## Task to complete
Give back all of the data exactly, with every picture omitted.

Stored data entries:
———

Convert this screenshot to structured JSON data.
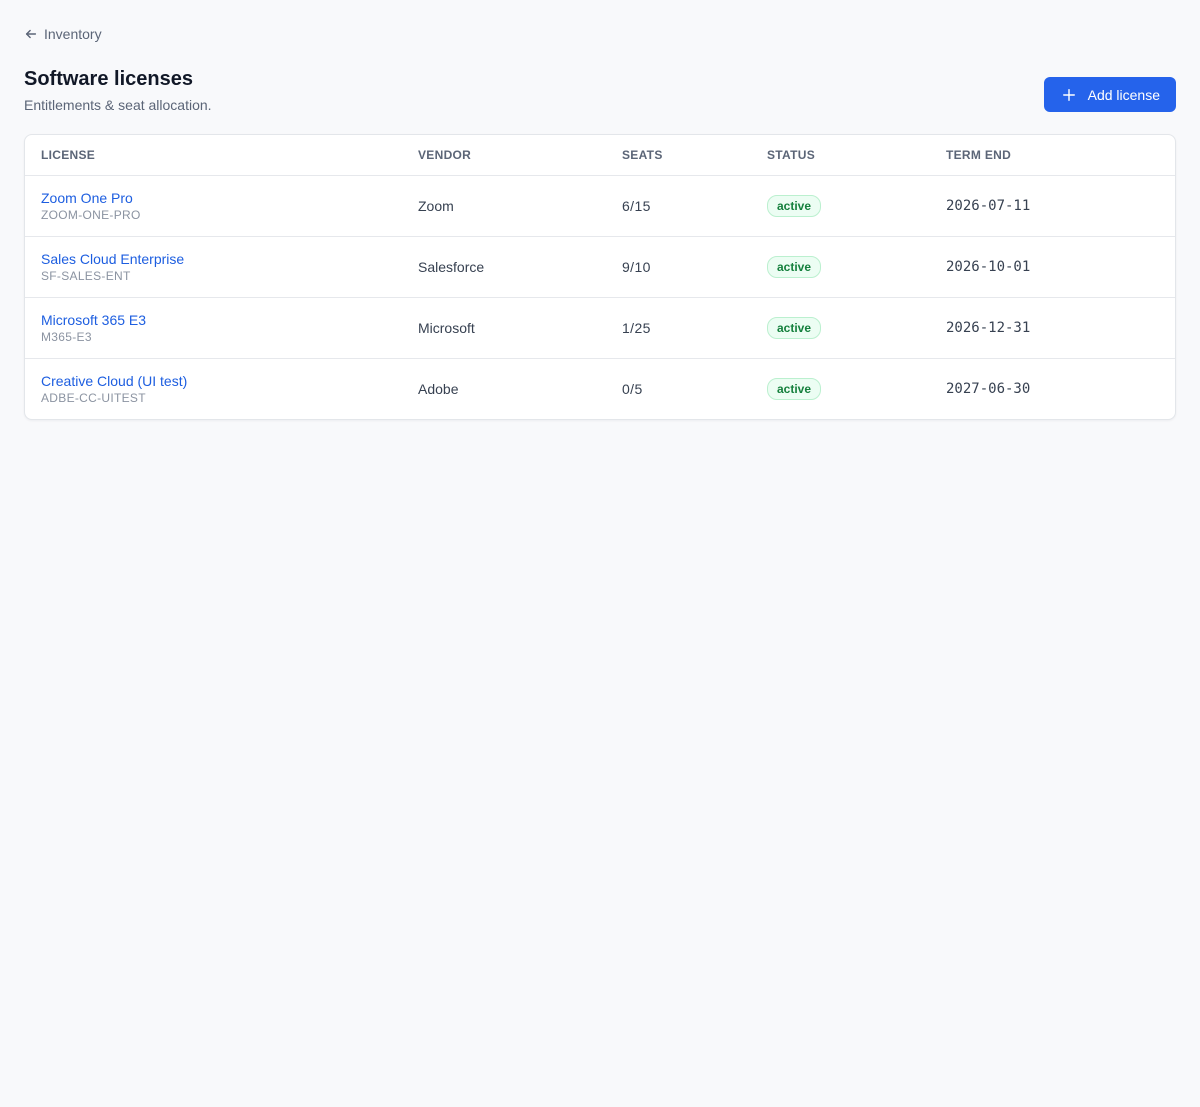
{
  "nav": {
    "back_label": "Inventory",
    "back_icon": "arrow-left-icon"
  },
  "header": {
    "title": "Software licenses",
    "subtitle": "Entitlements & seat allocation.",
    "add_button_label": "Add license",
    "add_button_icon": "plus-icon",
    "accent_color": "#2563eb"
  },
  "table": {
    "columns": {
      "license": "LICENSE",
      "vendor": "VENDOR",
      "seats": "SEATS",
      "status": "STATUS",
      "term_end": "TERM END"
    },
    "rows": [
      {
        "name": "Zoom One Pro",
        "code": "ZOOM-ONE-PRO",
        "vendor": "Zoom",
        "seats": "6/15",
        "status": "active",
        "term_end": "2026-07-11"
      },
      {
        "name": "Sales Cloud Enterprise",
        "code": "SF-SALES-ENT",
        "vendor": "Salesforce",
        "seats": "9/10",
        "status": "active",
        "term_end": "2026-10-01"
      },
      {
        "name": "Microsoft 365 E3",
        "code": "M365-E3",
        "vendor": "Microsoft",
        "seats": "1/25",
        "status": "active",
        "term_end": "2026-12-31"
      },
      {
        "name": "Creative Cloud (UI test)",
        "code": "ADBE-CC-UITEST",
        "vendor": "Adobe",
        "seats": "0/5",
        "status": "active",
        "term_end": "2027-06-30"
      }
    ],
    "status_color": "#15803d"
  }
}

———

## Finished exercise
Convert this screenshot to structured JSON data.
{
  "nav": {
    "back_label": "Inventory",
    "back_icon": "arrow-left-icon"
  },
  "header": {
    "title": "Software licenses",
    "subtitle": "Entitlements & seat allocation.",
    "add_button_label": "Add license",
    "add_button_icon": "plus-icon",
    "accent_color": "#2563eb"
  },
  "table": {
    "columns": {
      "license": "LICENSE",
      "vendor": "VENDOR",
      "seats": "SEATS",
      "status": "STATUS",
      "term_end": "TERM END"
    },
    "rows": [
      {
        "name": "Zoom One Pro",
        "code": "ZOOM-ONE-PRO",
        "vendor": "Zoom",
        "seats": "6/15",
        "status": "active",
        "term_end": "2026-07-11"
      },
      {
        "name": "Sales Cloud Enterprise",
        "code": "SF-SALES-ENT",
        "vendor": "Salesforce",
        "seats": "9/10",
        "status": "active",
        "term_end": "2026-10-01"
      },
      {
        "name": "Microsoft 365 E3",
        "code": "M365-E3",
        "vendor": "Microsoft",
        "seats": "1/25",
        "status": "active",
        "term_end": "2026-12-31"
      },
      {
        "name": "Creative Cloud (UI test)",
        "code": "ADBE-CC-UITEST",
        "vendor": "Adobe",
        "seats": "0/5",
        "status": "active",
        "term_end": "2027-06-30"
      }
    ],
    "status_color": "#15803d"
  }
}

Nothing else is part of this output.